What is RBC’s role?
An initiative like this needs a committed partner and we are lucky to be working with RBC who have been a long-time supporter of U of T’s innovation ecosystem. This is the latest in a series of RBC-supported activities, ranging from startup pitch competitions, research fellowships, and ONRamp our co-working and collaboration space on the St. George campus. As one of the world’s largest banks by market capitalization, RBC has an important role to play in the journey to net-zero and have demonstrated a commitment to action through the RBC Climate Blueprint. With more than 10,000 employees working across different technical roles, they are also keenly interested in how tech can be used for positive societal and economic impact.
Ultimately, this is about learning, networking and developing entrepreneurial / intrapreneurial skills while having fun in a way that could make a big difference.
How will the challenge work?
Any current U of T student at any level, in any academic discipline, is eligible to participate. The projects created during the challenge will either be brand new or less than six months old – meaning this is not for startups that are already well established. Teams of three to six students can be formed in myriad ways – through curricular or co-curricular initiatives (including course work, capstones, etc.), via the U of T Entrepreneurship accelerator network and also out of facilitated meetups and ideation clinics. Once established, teams will have roughly two months to develop their projects, with support along the way from RBC domain experts, faculty advisers, targeted workshops – all culminating in a pitch competition for prizes on Jan. 26.

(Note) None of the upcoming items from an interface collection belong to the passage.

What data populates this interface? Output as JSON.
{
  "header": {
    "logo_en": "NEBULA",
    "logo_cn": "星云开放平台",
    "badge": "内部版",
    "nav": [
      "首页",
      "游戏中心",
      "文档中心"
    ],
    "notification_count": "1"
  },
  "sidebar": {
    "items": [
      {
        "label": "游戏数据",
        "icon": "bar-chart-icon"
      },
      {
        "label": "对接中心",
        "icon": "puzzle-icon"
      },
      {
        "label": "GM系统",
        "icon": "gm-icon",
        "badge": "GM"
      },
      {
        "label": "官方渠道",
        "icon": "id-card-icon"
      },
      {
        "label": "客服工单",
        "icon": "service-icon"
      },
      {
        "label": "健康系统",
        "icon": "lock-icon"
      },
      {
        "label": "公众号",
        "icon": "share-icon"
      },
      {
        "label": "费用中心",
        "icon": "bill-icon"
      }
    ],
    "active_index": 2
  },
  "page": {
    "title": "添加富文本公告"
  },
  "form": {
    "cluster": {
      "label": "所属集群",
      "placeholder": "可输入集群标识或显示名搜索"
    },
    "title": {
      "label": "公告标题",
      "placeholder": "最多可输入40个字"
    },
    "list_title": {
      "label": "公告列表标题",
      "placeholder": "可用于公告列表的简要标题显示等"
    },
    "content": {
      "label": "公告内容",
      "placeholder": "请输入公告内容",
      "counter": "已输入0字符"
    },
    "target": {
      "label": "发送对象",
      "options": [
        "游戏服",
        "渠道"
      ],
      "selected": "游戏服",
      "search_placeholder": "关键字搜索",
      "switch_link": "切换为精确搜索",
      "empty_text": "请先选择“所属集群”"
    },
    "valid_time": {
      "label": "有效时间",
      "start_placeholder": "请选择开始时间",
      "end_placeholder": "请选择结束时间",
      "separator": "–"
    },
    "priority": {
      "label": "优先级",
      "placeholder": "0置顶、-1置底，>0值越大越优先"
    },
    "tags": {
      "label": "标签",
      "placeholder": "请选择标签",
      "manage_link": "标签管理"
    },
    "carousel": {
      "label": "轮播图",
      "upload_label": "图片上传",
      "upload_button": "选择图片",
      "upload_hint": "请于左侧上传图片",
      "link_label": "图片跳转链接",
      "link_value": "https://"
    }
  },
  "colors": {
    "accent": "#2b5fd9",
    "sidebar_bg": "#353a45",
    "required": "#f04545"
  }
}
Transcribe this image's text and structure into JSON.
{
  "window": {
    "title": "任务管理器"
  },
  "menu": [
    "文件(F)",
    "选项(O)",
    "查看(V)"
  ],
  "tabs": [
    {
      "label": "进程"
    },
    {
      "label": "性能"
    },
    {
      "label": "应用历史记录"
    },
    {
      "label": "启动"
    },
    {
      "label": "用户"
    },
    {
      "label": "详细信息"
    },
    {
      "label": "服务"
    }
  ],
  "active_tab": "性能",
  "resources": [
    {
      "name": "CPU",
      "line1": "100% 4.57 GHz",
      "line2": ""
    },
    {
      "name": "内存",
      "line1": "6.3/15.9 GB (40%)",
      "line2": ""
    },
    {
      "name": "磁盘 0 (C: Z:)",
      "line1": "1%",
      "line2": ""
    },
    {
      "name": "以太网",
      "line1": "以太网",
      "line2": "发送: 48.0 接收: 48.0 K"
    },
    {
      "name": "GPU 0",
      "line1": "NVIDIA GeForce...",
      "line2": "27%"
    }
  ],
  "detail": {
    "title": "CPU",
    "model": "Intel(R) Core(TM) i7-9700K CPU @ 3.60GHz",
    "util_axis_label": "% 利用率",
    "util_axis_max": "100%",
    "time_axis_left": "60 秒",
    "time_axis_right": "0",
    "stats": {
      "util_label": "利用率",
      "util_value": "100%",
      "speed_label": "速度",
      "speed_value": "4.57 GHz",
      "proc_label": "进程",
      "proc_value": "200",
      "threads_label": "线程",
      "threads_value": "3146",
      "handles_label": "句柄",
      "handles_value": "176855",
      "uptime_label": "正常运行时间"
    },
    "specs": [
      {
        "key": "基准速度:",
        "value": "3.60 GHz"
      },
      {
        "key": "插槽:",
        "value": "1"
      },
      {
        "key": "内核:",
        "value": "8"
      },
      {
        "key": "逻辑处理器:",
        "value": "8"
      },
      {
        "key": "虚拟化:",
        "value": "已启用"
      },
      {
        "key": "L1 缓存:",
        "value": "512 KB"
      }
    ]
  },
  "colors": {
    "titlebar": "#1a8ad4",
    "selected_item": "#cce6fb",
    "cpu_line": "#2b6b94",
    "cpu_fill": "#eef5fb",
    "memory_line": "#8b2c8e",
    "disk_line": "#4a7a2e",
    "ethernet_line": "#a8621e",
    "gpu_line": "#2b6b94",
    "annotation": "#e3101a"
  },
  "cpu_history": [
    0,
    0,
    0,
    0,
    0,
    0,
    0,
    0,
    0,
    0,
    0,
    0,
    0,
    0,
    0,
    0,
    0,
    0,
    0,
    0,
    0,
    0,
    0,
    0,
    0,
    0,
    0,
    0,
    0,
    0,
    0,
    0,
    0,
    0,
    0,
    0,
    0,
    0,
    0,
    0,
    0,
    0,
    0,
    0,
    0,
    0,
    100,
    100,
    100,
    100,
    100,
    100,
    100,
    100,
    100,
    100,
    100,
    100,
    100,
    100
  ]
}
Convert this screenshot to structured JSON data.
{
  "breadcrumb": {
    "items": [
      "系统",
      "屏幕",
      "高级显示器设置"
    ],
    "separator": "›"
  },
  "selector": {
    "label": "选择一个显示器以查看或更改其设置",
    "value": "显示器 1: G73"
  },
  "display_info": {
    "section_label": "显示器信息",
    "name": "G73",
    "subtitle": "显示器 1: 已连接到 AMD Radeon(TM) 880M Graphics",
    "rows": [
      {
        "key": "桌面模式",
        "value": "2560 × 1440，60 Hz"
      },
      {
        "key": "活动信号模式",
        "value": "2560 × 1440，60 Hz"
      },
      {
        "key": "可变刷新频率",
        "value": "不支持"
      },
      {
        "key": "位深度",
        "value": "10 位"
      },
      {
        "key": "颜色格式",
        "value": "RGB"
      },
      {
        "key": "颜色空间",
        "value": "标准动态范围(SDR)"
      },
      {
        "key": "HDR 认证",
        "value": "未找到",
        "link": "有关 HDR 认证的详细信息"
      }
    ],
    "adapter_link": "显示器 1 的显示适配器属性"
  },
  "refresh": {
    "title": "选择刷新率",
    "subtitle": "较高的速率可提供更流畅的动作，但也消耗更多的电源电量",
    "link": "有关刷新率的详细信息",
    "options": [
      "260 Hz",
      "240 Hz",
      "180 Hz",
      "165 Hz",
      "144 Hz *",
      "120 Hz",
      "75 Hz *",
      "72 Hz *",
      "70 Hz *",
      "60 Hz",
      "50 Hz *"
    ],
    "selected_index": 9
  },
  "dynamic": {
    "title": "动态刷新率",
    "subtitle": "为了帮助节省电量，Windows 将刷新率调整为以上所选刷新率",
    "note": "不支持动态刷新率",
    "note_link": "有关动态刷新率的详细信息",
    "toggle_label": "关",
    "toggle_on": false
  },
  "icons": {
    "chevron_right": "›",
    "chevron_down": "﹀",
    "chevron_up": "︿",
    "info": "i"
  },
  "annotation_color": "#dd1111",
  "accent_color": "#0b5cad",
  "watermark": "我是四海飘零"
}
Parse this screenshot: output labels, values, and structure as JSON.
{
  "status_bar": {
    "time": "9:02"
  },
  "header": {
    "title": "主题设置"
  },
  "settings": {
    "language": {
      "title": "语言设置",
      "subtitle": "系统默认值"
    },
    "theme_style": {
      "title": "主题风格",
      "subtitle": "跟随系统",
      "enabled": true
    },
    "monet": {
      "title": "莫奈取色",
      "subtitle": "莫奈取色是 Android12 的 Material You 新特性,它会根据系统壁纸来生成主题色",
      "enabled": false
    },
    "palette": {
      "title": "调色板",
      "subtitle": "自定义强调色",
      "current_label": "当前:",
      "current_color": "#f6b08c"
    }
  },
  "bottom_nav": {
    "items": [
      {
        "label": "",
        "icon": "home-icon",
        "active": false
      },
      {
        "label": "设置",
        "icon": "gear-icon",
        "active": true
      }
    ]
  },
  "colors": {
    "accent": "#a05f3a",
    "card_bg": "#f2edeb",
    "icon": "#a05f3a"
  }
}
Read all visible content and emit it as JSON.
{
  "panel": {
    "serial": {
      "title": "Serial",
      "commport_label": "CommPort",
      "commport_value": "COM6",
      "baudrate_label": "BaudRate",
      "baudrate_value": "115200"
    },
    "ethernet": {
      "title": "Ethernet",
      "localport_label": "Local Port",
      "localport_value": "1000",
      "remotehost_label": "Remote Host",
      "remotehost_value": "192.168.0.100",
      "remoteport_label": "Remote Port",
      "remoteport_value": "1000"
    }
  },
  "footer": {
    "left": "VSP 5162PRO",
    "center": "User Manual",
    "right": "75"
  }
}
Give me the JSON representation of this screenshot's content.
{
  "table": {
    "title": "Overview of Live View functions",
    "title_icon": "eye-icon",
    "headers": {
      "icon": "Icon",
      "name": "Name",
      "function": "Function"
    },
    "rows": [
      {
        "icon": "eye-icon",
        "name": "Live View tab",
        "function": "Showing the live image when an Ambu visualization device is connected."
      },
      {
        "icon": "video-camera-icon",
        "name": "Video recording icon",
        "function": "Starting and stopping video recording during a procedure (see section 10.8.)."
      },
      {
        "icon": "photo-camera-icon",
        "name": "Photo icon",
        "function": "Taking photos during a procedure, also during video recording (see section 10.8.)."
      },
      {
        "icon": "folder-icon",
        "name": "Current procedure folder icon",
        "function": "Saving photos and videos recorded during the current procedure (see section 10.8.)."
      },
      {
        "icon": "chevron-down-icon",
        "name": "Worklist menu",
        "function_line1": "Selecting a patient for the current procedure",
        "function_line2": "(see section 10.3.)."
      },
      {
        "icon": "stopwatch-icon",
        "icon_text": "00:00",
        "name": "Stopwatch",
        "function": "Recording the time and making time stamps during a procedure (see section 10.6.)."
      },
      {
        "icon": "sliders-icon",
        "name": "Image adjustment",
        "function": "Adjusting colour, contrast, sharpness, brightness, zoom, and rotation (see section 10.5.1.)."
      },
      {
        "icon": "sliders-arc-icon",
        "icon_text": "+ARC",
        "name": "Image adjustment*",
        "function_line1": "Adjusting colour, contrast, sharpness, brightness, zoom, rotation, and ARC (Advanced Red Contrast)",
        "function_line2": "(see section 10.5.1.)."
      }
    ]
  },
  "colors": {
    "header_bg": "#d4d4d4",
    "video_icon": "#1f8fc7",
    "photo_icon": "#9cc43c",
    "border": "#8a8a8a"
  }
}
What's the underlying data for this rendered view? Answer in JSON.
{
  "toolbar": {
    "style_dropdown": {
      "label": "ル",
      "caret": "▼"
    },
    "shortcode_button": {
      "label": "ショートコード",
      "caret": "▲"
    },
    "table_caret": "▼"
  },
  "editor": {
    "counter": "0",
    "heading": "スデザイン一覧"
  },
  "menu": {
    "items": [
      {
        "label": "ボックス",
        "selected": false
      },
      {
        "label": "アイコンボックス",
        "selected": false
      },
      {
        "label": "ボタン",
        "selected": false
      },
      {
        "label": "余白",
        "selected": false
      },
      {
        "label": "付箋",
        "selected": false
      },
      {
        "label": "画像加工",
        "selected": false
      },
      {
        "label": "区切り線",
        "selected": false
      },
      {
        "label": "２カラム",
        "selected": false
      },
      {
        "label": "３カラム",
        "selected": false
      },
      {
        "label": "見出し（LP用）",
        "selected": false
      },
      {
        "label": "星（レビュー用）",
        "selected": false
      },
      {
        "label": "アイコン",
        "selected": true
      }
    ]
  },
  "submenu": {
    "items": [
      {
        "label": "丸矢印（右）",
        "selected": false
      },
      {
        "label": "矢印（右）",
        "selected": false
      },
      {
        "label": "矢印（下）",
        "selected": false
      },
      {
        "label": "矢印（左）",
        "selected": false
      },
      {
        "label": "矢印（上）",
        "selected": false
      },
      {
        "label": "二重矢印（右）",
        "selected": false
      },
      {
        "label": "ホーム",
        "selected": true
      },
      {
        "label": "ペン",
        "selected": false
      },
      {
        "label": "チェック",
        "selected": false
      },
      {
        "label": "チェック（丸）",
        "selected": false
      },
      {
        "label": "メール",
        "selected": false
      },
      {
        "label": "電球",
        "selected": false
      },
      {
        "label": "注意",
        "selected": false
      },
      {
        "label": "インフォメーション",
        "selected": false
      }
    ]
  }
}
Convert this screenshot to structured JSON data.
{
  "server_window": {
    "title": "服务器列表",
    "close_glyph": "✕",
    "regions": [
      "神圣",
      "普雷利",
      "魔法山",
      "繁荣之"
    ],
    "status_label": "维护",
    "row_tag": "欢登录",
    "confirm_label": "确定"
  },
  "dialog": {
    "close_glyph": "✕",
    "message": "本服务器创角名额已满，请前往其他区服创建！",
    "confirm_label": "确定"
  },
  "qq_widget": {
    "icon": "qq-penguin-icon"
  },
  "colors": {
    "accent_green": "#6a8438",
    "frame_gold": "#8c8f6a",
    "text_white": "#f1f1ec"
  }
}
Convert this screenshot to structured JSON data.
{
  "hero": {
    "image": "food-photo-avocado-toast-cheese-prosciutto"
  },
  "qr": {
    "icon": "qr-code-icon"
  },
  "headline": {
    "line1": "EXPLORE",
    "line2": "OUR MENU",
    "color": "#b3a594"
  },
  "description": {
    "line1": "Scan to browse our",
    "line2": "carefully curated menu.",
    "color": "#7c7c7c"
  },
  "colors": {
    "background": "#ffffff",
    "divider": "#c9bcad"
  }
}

The strongest teams will likely be multi-disciplinary and representative of our diverse student body because multiple perspectives lead to more effective and inclusive solutions to the world’s greatest problems. Teams are encouraged to focus on tech-enabled projects that are relevant to individual Canadians, small and medium businesses or large companies and government. We are hoping to see a broad range of projects in areas such as: measuring, reporting and lowering carbon emissions; clean and renewable energy; food security; responsible investment; transportation; clean water, sustainable manufacturing materials and planetary health, to name a few.
Why should students participate?
It’s a great opportunity for students to work on an impactful project over an extended period of time and not only learn from some of the top innovators, researchers and climate experts in the world, but also build a network of peers who are passionate about similar pursuits.
There is also $100,000 in prizes for the top teams, including a $35,000 first-place prize and a $10,000 People’s Choice Award. The top team will also get to present their project – and represent U of T – at an upcoming global climate conference or summit, with consideration given to carbon offsets.
We anticipate that some of these projects will also be turned into startups that are supported by the U of T Entrepreneurship community, which consists of more than 10 accelerators across the three campuses. For finalist project teams that incorporate and pursue venture creation, there is another $10,000 available in the form of startup service vouchers to offset the cost of professional services such as legal and intellectual property protection, marketing, financial/accounting and more.
The university’s Innovations & Partnerships Office (IPO) is also committed to working with eligible teams hoping to commercialize their project output, while RBC is also exploring ways to support U of T talent and the team members and projects that emerge from the challenge.